_AIM OF THE TASK:_ Go through the records below and report each line with "salary" in it.

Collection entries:
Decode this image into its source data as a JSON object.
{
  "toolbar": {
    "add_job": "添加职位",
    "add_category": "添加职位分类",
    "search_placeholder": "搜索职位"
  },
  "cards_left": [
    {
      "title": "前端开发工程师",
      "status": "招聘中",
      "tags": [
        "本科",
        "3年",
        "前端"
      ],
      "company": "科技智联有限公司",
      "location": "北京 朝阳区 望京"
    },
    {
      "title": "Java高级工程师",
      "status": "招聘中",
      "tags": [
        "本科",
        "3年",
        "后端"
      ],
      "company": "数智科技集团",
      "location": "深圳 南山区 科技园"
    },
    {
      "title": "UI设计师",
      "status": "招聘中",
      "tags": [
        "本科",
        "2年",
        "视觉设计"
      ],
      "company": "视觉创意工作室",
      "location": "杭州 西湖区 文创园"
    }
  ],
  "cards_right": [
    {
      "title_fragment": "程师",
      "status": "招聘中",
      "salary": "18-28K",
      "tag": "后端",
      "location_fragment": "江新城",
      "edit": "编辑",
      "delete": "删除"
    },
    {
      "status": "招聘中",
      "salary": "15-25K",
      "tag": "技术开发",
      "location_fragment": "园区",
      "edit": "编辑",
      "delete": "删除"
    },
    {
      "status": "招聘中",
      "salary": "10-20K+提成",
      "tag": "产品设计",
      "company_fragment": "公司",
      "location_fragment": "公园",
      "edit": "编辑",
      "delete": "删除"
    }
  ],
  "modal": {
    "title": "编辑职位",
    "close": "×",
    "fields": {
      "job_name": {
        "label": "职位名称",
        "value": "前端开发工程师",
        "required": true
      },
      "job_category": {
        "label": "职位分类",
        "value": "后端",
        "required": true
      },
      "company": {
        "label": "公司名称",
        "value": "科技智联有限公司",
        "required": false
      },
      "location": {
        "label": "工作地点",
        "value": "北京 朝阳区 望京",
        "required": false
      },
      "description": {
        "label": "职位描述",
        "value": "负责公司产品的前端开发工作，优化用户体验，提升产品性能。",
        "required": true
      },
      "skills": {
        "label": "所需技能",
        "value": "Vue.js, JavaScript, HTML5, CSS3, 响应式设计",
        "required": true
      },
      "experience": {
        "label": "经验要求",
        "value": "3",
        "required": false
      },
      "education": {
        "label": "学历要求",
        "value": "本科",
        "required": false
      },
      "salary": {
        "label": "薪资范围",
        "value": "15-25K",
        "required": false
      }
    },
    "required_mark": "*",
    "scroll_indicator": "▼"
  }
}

_RESULT BELOW:_
      "salary": "18-28K",
      "salary": "15-25K",
      "salary": "10-20K+提成",
      "salary": {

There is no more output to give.